Do we practice the Christian discipline of examining our consciences, probing our actions and even our feelings for signs of sinful acts and patterns? This is indispensable to staying alert. We used to speak of avoiding the near occasions of sin, by which was meant steering clear of situations and people who draw us away from the Lord. And, of course, do we celebrate the sacrament of penance regularly, going to confession to receive both grace and strength—and to keep watch over ourselves?
Finally, Jesus tells us we must pray. And mean what we pray. How many times have we said “Lead us not into temptation?” How many times “Deliver us from evil”? Prayer is the way Christians keep focused and stay alert.
Prayer is where we find our strength. Prayer is the ultimate vaccine against anxiety, because in prayer we surrender our will to God’s: “thy kingdom come, thy will be done.” Prayer is how we put ourselves in God’s hands as regards both the present and the future.
Let me close with a parable, not from the gospel but from management expert Stephen Covey. In his book First Things First, Covey compares going to school and farming. He confesses that in school he used to cram for exams; I'm afraid I did the same. But he asks us to think about the results we'd get from cramming on the farm. What happens if you forget to plant in the Spring, lie around all summer, then madly sow seed in the Fall? We all know the answer: not much! That's the Law of the Farm.

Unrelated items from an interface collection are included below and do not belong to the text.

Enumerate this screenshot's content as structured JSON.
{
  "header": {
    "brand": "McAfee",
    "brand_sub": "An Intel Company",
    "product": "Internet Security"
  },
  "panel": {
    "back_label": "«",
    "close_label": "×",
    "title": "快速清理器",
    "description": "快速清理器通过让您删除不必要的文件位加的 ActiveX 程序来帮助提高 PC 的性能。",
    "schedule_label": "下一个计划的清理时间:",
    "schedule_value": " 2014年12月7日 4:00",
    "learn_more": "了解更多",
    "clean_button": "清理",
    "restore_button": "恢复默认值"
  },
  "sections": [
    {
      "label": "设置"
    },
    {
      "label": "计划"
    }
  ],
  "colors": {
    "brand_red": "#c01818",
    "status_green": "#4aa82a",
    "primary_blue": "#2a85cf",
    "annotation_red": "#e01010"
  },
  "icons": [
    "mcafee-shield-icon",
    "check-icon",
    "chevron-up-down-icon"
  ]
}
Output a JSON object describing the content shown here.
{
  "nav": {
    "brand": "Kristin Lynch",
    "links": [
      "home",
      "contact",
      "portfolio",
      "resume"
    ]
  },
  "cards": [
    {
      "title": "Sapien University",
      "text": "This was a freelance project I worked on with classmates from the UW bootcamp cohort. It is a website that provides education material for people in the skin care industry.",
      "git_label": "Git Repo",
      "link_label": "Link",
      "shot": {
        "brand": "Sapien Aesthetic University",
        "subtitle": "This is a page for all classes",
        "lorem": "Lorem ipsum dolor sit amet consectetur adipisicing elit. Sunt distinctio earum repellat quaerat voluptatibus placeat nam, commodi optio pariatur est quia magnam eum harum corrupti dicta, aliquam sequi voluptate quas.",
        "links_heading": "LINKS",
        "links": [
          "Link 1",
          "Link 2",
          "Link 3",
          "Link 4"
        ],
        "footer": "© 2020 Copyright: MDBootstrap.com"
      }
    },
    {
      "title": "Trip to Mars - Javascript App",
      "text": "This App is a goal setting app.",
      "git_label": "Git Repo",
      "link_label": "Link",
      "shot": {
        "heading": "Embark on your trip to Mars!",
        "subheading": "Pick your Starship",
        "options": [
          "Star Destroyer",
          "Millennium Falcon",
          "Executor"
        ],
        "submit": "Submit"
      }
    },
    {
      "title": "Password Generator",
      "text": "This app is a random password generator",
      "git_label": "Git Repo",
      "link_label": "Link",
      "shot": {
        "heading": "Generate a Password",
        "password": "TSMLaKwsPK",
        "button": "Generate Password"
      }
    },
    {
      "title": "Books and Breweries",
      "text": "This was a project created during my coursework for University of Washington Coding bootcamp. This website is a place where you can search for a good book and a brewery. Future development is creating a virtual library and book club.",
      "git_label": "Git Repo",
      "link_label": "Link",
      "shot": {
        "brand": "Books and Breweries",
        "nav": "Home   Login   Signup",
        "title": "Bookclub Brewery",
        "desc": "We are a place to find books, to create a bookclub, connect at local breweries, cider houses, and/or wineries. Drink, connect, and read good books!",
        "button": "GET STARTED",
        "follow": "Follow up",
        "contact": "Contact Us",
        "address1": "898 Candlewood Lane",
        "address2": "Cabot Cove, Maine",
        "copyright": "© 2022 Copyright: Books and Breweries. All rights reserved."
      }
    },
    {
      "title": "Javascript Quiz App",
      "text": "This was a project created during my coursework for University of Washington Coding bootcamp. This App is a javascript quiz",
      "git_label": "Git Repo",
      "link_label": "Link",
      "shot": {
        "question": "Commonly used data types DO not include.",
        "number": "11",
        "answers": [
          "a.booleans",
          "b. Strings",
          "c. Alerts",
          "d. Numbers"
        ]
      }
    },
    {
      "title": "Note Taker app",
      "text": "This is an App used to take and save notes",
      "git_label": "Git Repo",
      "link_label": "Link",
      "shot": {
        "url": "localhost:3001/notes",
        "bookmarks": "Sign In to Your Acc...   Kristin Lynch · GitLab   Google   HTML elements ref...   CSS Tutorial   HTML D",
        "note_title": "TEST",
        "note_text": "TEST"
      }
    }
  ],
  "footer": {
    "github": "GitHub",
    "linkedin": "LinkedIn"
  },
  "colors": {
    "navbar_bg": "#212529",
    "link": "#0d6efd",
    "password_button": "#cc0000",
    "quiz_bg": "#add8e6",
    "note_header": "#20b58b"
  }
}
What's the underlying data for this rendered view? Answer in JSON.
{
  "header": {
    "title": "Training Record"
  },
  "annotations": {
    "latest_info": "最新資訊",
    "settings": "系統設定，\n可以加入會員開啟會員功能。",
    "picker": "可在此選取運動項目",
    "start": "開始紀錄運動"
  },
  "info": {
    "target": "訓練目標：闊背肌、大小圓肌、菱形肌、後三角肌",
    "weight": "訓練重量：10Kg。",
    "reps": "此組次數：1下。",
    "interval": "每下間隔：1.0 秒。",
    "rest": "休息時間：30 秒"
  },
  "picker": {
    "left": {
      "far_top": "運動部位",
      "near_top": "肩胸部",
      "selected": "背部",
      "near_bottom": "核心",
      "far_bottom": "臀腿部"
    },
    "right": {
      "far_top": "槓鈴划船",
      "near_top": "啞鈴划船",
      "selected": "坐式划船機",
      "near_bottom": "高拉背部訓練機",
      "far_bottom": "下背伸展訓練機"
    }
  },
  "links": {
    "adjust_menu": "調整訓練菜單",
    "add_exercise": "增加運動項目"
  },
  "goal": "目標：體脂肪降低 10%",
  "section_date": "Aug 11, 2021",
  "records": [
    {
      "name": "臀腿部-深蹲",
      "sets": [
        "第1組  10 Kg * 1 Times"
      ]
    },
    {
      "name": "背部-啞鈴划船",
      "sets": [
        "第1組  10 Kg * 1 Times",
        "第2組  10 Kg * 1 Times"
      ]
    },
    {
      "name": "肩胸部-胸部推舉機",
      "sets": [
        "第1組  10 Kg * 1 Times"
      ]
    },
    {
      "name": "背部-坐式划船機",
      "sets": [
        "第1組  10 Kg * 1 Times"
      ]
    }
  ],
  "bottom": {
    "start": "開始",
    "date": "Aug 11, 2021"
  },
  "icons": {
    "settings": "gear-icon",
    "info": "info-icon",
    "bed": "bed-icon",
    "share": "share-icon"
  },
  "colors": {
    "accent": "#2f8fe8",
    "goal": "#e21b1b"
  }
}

God is a bit more generous with us, allowing for the occasional deathbed conversion or the like. But ordinarily, he asks us to prepare for what’s ahead of us with the steady effort the farmer shows in preparing for the crop.
That steady effort will slowly move us from anxiety to peace, from worry to hope. Advent is our annual reminder of this, our time to wake from sleep and watch for God: for we do not know when our trials may come.